Keep an Eye Out: Genetic Problems in the American Paint Horse

Like many horse breeds, the American Paint Horse is susceptible to a number of genetic problems. The most common is called “lethal white syndrome,” or LWS. Also known as Overo Lethal White Syndrome (OLWS), Lethal White Overo (LWO), and Overo Lethal White Foal Syndrome (OLWFS), LWS is an autosomal genetic disorder. It affects foals born late, or after the full 11-month gestation period. Externally, they appear to be normal, though they often have all-white or nearly all-white coats with blue eyes. Unfortunately, internally, these foals have a nonfunctioning colon. Within a few hours of birth, signs of colic may appear, resulting in death several days later.


This disorder is linked to the recessive gene associated with the frame overo pattern; horses that are heterozygous carriers of the gene do not develop the condition and are, most often, physically healthy. It is recommended that horses born homozygous for the LWS gene be humanely euthanized shortly after birth.

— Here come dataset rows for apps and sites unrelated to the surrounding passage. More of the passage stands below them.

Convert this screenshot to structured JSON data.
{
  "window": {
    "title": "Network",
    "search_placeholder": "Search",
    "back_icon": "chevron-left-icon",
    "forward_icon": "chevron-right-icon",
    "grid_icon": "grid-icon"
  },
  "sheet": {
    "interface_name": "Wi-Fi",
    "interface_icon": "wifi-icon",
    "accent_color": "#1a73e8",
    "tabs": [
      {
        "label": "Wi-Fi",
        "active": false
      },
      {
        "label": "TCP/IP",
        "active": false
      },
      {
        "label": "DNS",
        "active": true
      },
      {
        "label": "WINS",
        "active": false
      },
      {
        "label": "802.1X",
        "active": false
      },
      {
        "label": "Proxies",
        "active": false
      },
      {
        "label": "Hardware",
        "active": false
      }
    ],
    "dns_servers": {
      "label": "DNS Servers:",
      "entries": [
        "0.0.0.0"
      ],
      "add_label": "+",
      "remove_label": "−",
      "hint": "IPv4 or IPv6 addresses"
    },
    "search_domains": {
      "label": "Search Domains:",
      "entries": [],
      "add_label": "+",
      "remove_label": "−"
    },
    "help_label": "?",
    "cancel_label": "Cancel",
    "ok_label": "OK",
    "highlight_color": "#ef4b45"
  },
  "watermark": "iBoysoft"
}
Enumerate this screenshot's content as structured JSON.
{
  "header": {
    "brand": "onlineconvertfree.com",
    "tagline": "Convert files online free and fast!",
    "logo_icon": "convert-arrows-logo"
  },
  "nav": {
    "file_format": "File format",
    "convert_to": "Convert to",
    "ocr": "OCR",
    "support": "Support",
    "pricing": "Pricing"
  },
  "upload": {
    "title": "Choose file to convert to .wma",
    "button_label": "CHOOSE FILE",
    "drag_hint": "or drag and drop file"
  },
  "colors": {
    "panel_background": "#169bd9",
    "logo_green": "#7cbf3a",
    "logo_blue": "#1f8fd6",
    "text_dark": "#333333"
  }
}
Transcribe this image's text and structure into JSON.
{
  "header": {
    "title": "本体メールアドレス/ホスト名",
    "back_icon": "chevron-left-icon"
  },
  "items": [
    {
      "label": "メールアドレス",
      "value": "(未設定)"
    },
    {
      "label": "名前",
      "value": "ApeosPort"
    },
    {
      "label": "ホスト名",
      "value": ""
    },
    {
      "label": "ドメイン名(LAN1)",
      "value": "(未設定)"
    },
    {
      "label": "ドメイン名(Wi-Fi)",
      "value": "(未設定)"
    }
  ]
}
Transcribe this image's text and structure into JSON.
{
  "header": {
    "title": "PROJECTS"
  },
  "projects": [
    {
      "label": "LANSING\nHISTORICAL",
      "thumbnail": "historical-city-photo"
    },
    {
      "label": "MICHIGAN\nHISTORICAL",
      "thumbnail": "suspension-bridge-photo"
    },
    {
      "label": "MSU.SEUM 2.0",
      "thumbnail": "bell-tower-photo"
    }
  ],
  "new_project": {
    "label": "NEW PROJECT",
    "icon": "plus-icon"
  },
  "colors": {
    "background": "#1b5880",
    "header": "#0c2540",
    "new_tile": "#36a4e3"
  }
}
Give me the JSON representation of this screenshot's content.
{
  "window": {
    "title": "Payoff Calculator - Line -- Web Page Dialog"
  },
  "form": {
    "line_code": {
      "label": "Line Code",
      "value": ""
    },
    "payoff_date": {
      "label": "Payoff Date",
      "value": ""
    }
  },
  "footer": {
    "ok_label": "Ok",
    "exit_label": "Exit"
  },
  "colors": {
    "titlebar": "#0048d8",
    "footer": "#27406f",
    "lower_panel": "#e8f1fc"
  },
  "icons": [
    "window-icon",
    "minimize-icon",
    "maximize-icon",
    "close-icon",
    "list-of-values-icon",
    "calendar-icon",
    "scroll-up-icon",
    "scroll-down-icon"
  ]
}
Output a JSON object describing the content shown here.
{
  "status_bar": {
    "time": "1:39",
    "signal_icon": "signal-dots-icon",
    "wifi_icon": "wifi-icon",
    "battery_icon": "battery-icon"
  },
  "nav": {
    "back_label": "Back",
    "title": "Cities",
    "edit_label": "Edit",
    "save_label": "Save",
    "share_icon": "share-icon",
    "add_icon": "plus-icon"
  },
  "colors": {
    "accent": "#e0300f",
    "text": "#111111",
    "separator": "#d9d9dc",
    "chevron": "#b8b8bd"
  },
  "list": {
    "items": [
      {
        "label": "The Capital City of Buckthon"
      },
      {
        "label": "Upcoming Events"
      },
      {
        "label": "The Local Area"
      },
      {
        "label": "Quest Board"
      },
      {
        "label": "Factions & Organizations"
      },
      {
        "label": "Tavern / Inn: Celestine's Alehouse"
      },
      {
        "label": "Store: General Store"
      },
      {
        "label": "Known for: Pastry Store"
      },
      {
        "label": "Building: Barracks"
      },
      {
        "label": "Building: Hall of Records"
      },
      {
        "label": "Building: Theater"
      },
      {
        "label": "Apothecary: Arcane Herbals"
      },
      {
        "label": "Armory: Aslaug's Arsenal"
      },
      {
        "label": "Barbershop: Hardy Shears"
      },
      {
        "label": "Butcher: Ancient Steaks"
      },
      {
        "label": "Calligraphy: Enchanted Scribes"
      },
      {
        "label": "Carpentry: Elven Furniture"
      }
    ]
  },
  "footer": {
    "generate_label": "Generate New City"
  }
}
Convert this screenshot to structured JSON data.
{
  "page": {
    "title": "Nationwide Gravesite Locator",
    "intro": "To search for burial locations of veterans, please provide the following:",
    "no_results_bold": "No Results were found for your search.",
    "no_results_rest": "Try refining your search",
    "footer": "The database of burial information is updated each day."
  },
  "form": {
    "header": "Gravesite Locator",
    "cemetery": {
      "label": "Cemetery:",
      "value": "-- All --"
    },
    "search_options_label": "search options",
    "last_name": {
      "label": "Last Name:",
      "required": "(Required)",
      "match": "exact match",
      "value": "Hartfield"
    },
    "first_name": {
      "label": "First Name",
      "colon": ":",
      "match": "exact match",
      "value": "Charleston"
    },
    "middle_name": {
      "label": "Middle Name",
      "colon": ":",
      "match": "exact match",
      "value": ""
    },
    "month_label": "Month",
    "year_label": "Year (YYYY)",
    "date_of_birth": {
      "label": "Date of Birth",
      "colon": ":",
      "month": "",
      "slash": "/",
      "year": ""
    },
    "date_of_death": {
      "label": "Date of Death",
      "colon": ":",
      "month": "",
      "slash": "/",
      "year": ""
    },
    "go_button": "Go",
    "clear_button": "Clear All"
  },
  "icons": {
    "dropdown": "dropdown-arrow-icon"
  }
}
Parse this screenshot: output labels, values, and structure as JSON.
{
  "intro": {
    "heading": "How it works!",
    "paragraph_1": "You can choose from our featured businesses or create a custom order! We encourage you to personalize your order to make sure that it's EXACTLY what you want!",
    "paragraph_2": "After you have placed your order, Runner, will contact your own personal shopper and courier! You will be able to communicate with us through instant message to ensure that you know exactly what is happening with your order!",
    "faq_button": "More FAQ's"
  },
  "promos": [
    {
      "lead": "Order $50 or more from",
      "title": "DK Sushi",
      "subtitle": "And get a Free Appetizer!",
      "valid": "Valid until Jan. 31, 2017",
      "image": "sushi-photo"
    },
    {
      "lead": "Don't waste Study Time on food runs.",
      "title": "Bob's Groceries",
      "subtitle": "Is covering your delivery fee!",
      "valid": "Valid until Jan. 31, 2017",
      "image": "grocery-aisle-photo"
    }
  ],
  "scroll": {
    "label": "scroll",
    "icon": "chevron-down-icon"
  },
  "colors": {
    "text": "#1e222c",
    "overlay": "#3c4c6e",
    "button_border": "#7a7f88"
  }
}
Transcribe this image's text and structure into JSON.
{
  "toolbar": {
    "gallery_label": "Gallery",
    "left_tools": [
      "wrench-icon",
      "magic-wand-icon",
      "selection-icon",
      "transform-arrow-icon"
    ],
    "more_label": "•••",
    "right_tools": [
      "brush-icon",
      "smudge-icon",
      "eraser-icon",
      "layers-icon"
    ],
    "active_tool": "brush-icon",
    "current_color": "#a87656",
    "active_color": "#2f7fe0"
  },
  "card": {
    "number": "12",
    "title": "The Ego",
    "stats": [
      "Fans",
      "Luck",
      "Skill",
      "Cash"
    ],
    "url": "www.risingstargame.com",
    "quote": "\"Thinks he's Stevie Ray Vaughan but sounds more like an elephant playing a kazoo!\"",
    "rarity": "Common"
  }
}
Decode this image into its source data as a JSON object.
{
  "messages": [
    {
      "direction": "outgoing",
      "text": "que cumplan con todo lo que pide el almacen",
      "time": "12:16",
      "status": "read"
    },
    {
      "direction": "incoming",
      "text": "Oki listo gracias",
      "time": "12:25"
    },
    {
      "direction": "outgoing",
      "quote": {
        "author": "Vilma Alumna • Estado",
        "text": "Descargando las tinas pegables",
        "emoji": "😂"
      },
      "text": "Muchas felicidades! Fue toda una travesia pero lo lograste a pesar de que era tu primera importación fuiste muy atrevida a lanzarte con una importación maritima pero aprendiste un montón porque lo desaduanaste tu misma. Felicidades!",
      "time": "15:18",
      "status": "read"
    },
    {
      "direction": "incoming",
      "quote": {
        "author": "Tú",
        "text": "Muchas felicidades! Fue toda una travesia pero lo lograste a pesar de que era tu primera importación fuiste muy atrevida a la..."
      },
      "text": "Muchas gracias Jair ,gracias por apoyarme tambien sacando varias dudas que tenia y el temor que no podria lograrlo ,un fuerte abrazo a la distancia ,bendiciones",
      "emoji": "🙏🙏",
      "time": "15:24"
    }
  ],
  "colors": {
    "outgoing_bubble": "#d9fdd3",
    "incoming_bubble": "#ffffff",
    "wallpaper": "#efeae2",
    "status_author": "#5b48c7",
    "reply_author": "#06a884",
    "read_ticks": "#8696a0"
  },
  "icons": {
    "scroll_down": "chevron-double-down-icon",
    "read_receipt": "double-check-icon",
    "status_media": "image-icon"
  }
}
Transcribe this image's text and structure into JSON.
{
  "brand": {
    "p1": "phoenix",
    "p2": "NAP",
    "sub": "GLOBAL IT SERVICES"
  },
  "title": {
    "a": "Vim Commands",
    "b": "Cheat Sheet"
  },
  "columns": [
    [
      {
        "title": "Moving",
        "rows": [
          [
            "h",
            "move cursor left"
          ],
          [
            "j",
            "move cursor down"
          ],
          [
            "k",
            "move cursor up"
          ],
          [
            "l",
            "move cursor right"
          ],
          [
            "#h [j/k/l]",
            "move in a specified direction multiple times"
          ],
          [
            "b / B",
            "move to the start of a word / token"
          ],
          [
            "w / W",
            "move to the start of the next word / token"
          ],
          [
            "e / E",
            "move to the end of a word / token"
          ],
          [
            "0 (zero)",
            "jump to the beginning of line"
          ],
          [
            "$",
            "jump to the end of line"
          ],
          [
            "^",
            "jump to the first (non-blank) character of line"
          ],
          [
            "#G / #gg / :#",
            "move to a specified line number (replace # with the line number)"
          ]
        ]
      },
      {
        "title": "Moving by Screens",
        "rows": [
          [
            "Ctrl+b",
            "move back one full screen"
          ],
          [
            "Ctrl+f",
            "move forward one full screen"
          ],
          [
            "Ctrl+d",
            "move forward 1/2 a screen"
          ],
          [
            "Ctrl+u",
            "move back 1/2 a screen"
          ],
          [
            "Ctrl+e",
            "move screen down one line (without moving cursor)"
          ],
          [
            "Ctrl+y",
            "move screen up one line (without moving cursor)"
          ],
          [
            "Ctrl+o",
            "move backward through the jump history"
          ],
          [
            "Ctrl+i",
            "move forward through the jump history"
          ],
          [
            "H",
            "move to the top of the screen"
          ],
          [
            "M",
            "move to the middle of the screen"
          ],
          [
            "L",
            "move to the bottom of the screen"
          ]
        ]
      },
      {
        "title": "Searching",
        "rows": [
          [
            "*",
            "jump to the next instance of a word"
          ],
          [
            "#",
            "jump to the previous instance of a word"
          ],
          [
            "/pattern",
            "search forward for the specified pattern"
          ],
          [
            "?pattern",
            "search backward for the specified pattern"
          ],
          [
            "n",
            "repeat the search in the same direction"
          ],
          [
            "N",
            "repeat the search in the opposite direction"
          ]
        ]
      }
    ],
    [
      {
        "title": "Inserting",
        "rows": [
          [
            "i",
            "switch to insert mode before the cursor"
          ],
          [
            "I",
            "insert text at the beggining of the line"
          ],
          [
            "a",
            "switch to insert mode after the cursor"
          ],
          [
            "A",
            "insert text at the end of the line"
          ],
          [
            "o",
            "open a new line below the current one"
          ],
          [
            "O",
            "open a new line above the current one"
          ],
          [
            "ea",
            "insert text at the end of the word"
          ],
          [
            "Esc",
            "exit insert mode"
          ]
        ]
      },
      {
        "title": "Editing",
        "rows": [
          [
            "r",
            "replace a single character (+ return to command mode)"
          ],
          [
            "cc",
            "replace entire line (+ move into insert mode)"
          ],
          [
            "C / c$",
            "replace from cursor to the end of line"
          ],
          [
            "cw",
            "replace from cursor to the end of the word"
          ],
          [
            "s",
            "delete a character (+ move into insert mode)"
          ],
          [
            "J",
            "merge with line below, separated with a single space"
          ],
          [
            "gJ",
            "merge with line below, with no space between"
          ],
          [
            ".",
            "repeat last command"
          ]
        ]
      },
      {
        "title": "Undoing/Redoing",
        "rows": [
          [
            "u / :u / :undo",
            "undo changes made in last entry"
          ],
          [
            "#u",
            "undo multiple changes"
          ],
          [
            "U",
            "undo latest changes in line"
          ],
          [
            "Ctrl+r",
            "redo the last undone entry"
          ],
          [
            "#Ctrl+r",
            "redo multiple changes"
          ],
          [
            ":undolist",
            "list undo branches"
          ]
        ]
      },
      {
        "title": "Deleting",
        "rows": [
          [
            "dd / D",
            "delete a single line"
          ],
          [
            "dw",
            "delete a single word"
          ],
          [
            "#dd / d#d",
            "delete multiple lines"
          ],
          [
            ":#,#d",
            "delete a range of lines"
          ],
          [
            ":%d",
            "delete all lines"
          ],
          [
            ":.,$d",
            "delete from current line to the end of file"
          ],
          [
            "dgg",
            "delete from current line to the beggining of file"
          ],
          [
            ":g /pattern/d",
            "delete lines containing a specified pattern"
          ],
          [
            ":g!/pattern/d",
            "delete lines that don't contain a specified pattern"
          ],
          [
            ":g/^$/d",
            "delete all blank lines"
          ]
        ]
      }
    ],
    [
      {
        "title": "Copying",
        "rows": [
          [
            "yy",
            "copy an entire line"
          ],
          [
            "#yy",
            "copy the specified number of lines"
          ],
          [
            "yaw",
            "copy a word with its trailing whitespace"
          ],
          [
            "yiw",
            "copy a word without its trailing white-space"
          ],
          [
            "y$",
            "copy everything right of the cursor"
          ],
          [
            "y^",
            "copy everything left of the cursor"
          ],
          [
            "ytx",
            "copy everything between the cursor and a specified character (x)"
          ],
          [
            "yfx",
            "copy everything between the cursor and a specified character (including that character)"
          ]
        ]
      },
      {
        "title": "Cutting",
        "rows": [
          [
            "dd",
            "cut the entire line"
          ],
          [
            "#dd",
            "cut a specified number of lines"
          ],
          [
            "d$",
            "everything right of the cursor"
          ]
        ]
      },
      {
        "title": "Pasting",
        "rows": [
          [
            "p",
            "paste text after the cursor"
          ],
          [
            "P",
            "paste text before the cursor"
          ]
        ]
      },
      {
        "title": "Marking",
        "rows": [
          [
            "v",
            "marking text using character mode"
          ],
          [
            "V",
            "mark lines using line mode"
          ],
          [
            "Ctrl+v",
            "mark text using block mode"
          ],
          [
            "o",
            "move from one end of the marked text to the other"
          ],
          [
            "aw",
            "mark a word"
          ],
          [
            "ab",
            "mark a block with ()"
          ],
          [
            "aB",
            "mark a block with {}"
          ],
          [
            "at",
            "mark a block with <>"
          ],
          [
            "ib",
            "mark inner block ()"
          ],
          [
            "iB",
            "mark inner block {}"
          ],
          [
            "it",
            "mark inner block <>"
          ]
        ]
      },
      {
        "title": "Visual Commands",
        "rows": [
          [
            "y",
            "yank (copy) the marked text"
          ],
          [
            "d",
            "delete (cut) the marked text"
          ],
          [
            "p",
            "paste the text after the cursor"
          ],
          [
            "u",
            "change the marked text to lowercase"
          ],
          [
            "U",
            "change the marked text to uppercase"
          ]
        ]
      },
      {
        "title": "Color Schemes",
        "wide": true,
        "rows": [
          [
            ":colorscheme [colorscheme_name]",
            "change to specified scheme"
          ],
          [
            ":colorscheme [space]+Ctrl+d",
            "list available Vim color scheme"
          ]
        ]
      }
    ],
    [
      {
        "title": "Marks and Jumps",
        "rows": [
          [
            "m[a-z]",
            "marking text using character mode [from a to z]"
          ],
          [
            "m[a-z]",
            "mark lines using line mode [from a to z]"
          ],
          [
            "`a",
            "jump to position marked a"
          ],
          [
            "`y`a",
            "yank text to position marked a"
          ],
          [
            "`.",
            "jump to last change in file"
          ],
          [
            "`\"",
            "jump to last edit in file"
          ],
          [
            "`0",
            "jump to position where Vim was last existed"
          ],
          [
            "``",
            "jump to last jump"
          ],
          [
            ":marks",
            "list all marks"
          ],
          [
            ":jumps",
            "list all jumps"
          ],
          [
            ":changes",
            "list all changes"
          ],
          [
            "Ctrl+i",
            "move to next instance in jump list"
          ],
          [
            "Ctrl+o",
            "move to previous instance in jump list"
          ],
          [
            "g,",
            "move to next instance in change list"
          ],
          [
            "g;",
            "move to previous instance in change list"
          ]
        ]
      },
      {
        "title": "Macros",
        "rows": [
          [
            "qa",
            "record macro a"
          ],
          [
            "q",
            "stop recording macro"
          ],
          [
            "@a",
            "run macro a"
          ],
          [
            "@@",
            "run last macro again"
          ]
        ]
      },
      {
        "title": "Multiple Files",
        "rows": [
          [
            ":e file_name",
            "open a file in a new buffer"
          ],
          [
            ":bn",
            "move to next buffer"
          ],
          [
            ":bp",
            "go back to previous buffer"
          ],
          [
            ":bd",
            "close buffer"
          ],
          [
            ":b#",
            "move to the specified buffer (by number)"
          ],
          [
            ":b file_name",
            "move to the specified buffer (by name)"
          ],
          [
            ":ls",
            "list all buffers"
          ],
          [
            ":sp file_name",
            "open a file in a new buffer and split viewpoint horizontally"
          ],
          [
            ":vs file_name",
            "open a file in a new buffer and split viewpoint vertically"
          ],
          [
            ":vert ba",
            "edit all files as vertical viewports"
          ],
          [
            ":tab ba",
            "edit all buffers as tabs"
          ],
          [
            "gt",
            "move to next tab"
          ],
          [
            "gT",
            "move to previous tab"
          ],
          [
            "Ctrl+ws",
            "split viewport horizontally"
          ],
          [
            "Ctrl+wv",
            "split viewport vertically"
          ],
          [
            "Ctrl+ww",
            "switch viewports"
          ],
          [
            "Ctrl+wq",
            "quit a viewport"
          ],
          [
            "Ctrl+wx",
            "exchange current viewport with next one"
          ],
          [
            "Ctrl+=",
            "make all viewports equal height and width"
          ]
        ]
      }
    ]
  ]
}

The American Paint Horse is also susceptible to genetic disorders such as Hyperkalemic Periodic Paralysis (HYPP), Hereditary Equine Regional Dermal Asthenia (HERDA), Equine polysaccharide storage myopathy (PSSM), Malignant hyperthermia (MH), and Glycogen Branching Enzyme Deficiency (GBED). Additionally the influence of Thoroughbred breeding puts some bloodlines at higher risk for Wobbler’s syndrome, which affects the cervical vertebrae.


Though it is impossible to prevent a Paint Horse from developing a genetic disorder (aside from the humane termination of specific bloodlines), it is necessary to routinely and continuously undergo testing for preventable ailments. Coggins tests can easily detect the presence of Equine Infectious Anemia, and equine health profiles offer fast and affordable diagnostic testing. The health and happiness of your Paint Horse is in your hands.